Content starts

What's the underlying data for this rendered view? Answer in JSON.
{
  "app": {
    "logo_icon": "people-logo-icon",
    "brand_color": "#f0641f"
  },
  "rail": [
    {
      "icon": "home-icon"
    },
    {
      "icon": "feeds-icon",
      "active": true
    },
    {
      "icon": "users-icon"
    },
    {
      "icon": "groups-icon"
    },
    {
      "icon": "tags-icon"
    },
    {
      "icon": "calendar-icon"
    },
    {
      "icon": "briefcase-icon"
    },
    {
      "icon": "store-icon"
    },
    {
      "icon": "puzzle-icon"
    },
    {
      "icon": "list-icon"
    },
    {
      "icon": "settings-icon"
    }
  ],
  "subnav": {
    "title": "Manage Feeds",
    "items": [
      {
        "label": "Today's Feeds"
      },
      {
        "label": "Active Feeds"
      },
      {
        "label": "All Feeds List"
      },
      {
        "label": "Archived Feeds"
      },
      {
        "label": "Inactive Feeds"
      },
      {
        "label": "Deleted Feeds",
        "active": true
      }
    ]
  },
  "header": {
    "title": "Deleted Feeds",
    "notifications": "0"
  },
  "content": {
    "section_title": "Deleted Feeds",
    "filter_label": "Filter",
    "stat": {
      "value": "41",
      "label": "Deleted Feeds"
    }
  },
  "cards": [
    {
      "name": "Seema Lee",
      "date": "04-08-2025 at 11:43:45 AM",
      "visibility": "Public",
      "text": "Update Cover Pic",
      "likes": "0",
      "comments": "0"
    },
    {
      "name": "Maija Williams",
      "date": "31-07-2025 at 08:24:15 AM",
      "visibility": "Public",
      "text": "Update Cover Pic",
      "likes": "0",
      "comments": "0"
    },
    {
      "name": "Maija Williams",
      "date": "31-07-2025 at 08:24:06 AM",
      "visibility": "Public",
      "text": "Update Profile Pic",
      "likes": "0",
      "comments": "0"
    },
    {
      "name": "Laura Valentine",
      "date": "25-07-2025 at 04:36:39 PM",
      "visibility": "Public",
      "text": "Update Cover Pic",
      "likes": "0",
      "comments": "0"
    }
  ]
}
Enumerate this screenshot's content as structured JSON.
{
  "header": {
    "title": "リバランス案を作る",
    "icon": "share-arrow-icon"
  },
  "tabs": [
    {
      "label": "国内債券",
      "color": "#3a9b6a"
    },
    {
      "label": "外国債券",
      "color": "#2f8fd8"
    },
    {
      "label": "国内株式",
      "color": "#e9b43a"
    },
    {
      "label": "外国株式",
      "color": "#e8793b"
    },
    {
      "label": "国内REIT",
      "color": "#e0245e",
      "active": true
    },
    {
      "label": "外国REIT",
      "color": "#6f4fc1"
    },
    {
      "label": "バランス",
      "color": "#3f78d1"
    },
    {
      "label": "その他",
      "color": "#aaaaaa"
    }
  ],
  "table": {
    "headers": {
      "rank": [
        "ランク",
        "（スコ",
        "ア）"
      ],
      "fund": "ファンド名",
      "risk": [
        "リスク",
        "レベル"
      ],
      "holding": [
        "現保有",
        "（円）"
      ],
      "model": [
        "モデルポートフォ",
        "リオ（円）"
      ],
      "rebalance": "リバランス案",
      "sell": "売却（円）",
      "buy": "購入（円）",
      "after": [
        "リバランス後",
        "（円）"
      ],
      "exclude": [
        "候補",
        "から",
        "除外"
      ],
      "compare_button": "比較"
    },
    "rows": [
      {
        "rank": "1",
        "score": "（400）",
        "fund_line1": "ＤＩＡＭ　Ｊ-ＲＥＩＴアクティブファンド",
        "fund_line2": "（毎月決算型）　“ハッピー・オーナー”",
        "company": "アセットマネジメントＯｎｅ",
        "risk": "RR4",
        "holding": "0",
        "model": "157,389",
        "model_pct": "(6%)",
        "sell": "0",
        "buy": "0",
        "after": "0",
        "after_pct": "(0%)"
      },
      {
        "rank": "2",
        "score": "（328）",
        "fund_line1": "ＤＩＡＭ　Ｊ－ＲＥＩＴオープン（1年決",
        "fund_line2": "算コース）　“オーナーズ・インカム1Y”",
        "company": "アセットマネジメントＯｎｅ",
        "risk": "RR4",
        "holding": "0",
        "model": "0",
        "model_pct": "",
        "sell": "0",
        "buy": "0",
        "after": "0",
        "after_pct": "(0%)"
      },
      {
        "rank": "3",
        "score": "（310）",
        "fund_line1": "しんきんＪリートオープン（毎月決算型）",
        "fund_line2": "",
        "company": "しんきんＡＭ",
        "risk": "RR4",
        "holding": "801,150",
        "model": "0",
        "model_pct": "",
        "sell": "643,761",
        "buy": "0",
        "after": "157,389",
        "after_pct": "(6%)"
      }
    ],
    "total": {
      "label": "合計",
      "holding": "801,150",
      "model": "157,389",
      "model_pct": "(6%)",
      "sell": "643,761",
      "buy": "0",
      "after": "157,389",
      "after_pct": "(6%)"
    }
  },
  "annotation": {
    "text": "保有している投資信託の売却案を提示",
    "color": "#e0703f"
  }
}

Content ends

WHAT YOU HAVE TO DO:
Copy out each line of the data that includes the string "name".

ANSWER SPACE:
      "name": "Seema Lee",
      "name": "Maija Williams",
      "name": "Maija Williams",
      "name": "Laura Valentine",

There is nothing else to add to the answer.